Review: Identity Thief

Directed by: Seth Gordon
Written by: Craig Mazin, Jerry Eeten
Starring: Jason Bateman, Melissa McCarthy, Jon Favreau, Amanda Peet, T.I., John Cho, Robert Patrick
Released: April 4, 2013
Grade: B-

Identity Thief
Sandy Patterson (Bateman) sits down at his home computer and proudly proclaims to his wife (Peet) that he’s balanced the household budget. All the bills have been paid for the month and there’s $14 left over. It’s a nerdish comment but that’s the kind of guy Sandy is. He’s a content accountant who works for an investment company and pulls in about $50,000 a year. He’d like to make more but it’s a tough economic environment.

Sandy’s safe, monotonous life is about to be upturned in an unexpected fashion. His identity is stolen by a woman (McCarthy) living on the other side of the country. She creates a fake credit card in his name and racks up a huge credit card bill. She also gets involved with a crime syndicate and ends up being arrested for punching a police officer. After skipping bail, the cops turn up at the real Sandy’s doorstep with an arrest warrant. Suffice to say he doesn’t know what the hell is going on.

It couldn’t come at a worse time for Sandy. A new job opportunity has arisen with a huge pay increase… but his potential employer is concerned as a result of these recent events. The cops don’t seem to be doing much and so it’s up to Sandy to track down this mysterious woman and clear his name. The plan is to travel to Florida, drag her back to Denver and present her to the police.

Finding her proves to be the easy part. Taking her into custody will be much more difficult. This is a woman who is an expert in deception and manipulation. Complicating the situation is the fact that others are looking to get their hands on her – two goons working for a disgruntled mobster in jail, and a bounty hunter hoping to collect $50,000. It all adds up to a wild adventure across the country.

This film has been savaged by many critics in the United States but I honestly think it’s not too bad. Jason Bateman does what he does best – playing the “straight” guy who tries to act normal when everyone around him is insane. Melissa McCarthy has fun in her role. It’s as if she’s been tasked with creating the most annoying person alive… and she does a pretty good job.

There are some humorous scenes and a few surprising plot developments along the way. Further, there’s a darker undercurrent to the story which first reveals itself in a scene involving the female Sandy in a car outside a motel room.

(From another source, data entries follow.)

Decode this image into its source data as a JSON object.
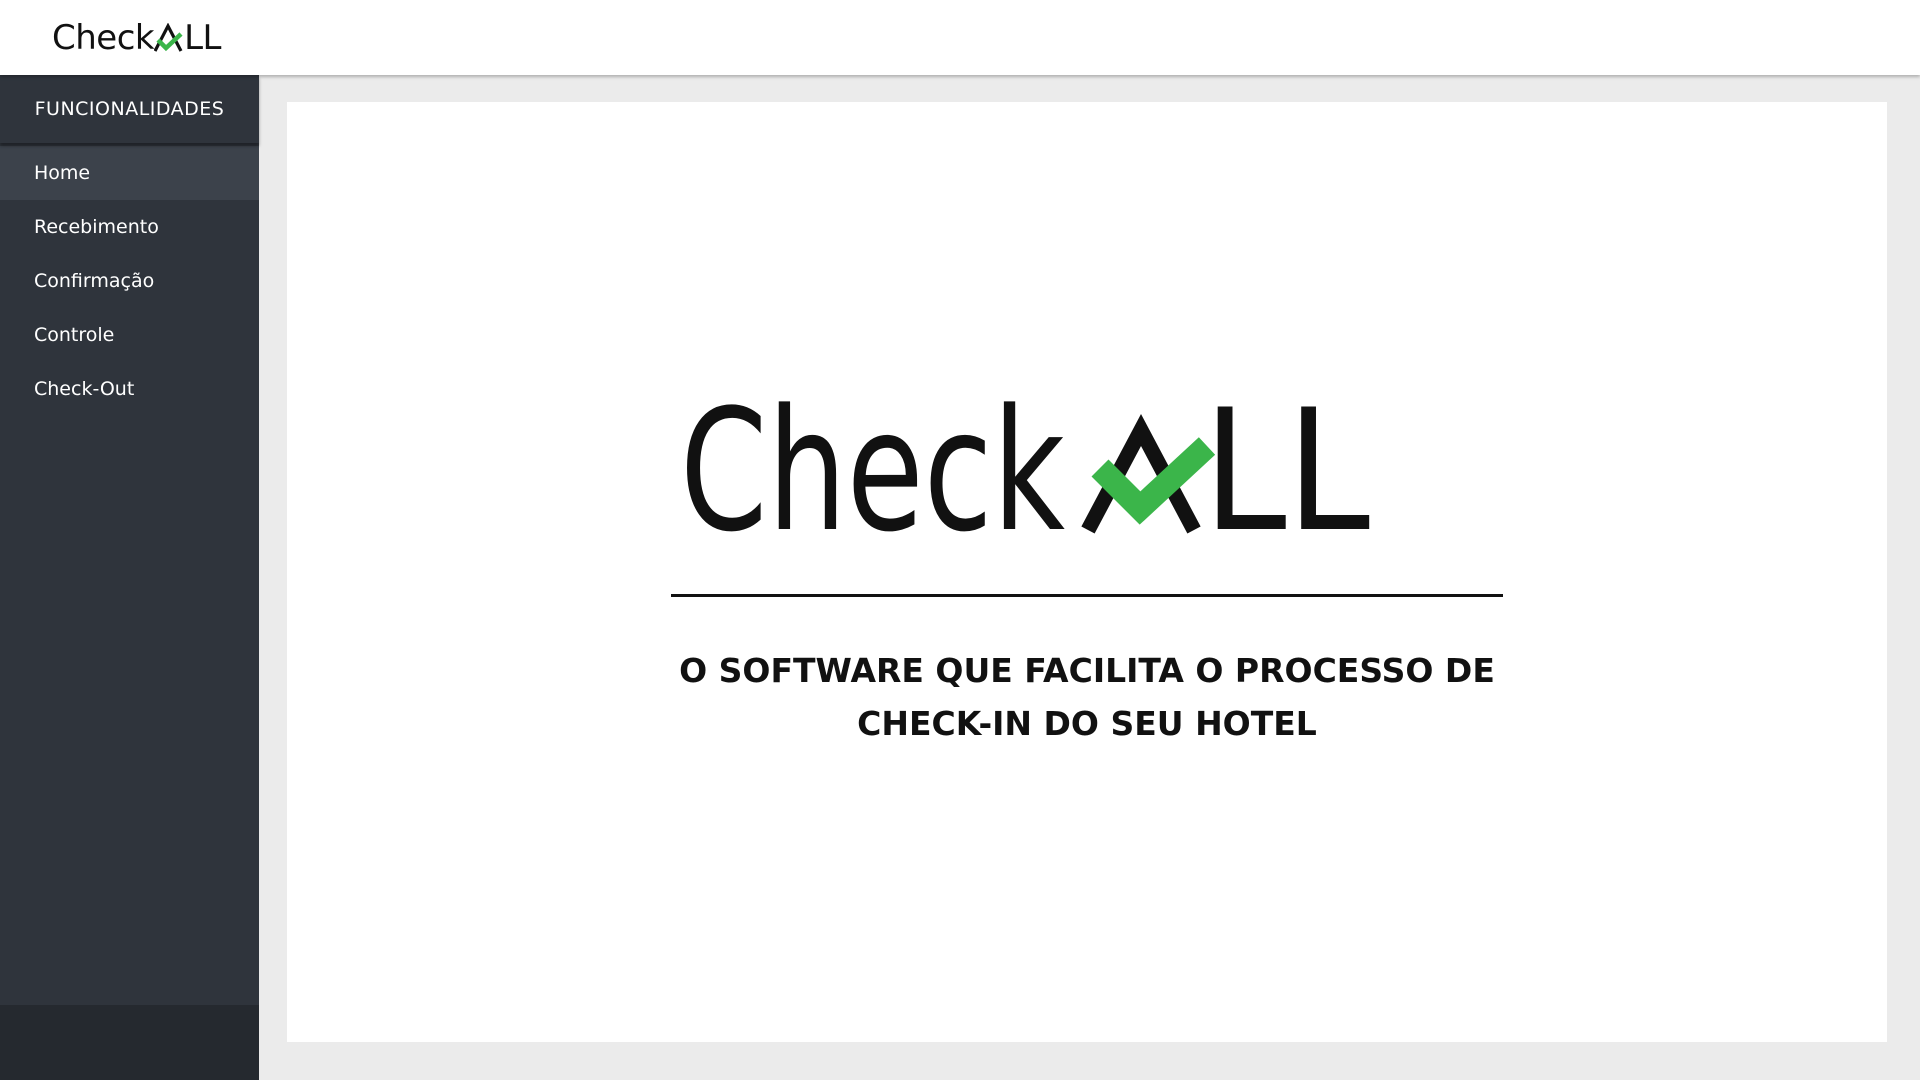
{
  "app": {
    "logo_text": "Check",
    "logo_text_suffix": "LL",
    "brand_green": "#3bb54a",
    "brand_black": "#111111"
  },
  "sidebar": {
    "header": "FUNCIONALIDADES",
    "items": [
      {
        "label": "Home",
        "active": true
      },
      {
        "label": "Recebimento",
        "active": false
      },
      {
        "label": "Confirmação",
        "active": false
      },
      {
        "label": "Controle",
        "active": false
      },
      {
        "label": "Check-Out",
        "active": false
      }
    ]
  },
  "main": {
    "tagline_line1": "O SOFTWARE QUE FACILITA O PROCESSO DE",
    "tagline_line2": "CHECK-IN DO SEU HOTEL"
  }
}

There’s also some risky, politically incorrect material that makes reference to McCarthy and her character’s overweight figure.

While it held my attention for the most part, writers Craig Mazin and Jerry Eeten have struggled to come up with a decent ending. There’s a moment when the two Sandys sit down to have dinner in a nice restaurant and it all slides downhill from there. The film’s darker elements are brushed aside and we’re left with a zany, feel-good finale.